TASK BRIEF:
Check each line below for the word "Bench". Then give only how many lines have it.

Website and app data records
· · ·
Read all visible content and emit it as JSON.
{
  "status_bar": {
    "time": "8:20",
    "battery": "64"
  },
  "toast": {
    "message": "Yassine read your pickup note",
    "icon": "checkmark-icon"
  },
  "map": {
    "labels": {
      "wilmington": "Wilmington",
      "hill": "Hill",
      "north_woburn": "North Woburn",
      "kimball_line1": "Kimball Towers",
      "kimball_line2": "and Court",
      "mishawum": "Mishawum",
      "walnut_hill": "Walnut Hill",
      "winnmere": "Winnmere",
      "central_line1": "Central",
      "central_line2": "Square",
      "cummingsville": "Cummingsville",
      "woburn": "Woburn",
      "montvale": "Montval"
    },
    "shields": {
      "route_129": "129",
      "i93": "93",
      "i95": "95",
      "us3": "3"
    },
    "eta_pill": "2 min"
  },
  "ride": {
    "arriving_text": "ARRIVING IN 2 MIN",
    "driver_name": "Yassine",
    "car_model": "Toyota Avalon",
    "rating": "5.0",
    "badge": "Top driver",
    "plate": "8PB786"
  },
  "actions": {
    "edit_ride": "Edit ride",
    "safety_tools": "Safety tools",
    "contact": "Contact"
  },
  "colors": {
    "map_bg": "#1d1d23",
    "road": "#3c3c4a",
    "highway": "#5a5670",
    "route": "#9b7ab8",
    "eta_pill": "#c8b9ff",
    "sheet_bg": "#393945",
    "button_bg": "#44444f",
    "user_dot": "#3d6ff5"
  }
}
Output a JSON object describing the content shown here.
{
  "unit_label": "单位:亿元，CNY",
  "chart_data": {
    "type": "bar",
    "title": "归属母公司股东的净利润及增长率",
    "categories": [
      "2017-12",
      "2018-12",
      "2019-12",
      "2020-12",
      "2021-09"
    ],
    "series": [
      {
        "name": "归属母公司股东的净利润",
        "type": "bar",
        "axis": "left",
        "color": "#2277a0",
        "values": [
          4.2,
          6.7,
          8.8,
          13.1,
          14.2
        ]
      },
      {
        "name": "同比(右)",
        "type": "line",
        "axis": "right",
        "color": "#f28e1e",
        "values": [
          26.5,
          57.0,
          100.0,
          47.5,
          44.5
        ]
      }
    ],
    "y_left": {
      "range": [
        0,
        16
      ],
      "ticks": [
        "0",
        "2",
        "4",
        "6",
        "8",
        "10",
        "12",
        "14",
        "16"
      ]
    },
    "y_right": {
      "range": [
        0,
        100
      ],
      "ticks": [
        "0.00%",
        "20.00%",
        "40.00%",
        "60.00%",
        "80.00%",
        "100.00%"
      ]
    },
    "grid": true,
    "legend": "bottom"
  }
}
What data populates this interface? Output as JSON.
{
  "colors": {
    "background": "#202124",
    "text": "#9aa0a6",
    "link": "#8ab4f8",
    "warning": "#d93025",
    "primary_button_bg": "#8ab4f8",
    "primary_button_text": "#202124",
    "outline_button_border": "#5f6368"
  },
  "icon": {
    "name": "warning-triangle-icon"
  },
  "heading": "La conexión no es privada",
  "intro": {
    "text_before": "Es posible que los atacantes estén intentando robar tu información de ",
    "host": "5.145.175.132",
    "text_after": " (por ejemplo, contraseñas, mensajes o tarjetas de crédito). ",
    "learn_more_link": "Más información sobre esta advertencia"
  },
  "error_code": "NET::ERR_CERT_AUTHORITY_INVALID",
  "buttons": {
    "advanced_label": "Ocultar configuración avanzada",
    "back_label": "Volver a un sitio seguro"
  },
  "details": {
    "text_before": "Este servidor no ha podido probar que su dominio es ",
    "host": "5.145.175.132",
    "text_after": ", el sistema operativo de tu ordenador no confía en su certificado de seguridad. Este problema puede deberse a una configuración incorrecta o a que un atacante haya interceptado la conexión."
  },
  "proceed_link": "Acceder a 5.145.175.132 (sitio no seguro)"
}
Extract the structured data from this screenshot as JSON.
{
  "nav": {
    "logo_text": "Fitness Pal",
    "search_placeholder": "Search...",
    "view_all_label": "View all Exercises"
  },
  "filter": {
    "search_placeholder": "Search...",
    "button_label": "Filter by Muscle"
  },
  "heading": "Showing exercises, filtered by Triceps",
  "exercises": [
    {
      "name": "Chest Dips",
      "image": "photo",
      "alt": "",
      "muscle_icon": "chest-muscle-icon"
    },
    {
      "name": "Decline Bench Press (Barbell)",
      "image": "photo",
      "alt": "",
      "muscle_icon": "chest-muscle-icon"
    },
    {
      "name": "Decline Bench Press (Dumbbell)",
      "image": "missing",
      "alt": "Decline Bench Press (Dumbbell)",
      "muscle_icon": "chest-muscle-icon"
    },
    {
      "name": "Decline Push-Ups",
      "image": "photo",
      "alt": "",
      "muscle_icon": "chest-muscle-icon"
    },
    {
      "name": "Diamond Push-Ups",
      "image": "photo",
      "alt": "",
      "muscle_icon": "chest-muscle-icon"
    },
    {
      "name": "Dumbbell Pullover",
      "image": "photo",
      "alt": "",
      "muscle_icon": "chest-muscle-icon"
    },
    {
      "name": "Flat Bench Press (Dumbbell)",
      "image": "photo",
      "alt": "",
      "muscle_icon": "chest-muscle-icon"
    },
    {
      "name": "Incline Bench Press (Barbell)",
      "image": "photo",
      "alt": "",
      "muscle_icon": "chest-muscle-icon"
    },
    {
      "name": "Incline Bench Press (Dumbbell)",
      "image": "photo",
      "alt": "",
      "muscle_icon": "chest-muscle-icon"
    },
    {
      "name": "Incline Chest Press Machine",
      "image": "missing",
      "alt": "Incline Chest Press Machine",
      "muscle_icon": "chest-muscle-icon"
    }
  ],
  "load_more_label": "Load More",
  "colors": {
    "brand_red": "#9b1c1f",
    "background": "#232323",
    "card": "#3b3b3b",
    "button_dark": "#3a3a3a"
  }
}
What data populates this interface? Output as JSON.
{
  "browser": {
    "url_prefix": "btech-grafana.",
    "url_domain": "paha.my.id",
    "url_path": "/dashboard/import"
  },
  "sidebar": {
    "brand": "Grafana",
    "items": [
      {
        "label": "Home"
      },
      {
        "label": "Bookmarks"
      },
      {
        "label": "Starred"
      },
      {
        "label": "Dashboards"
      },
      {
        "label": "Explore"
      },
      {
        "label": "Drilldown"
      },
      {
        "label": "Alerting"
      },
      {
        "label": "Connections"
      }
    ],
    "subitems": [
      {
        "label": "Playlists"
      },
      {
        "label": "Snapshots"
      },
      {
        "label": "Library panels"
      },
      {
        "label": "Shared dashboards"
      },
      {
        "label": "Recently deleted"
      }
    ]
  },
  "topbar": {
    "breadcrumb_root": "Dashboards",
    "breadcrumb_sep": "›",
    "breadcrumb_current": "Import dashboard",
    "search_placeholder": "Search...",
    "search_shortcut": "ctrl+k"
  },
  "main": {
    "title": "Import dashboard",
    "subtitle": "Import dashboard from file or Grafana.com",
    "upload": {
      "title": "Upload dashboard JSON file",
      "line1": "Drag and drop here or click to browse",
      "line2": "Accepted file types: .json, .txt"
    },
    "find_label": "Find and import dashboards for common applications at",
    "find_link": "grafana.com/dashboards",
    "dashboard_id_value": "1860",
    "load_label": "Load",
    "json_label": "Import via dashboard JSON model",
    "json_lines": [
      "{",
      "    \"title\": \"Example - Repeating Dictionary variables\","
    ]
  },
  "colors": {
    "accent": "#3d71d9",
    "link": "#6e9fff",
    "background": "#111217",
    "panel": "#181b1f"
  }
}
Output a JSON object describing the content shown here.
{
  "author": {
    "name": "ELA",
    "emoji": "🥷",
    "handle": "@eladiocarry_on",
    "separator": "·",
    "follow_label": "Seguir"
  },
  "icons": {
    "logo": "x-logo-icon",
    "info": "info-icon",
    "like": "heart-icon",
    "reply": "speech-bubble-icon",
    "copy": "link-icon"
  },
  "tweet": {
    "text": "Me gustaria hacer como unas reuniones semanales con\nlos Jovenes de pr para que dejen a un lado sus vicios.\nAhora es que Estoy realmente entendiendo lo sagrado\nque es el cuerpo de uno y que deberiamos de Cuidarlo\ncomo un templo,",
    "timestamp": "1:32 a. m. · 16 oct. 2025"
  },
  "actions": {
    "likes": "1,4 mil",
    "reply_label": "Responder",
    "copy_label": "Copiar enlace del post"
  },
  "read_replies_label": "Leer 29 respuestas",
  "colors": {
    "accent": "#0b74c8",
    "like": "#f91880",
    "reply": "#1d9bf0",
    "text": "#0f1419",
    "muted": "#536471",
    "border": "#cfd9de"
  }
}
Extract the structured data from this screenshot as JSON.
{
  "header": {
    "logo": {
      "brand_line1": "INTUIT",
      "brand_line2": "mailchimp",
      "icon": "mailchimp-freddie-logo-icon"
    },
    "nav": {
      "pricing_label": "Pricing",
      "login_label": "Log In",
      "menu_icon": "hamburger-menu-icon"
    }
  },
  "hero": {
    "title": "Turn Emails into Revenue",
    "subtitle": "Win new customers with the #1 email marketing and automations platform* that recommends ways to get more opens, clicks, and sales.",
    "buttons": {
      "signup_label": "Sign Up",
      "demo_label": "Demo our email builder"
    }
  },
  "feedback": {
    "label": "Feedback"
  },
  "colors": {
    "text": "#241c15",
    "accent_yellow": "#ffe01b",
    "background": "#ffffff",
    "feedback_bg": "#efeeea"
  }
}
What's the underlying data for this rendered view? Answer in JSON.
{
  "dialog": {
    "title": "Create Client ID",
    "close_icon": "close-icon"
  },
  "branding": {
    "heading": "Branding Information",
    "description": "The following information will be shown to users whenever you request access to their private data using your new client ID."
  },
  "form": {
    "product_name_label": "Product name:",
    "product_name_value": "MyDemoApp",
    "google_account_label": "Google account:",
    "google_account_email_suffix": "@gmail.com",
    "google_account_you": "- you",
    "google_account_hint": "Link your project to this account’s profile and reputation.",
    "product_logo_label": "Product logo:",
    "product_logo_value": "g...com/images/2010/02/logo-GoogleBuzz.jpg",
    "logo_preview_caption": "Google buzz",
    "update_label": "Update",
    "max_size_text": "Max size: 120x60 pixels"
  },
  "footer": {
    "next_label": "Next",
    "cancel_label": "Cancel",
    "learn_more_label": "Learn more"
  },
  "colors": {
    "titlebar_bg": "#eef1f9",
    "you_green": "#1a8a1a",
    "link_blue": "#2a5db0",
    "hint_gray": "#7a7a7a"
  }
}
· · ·
ANSWER TO THE EXERCISE:
6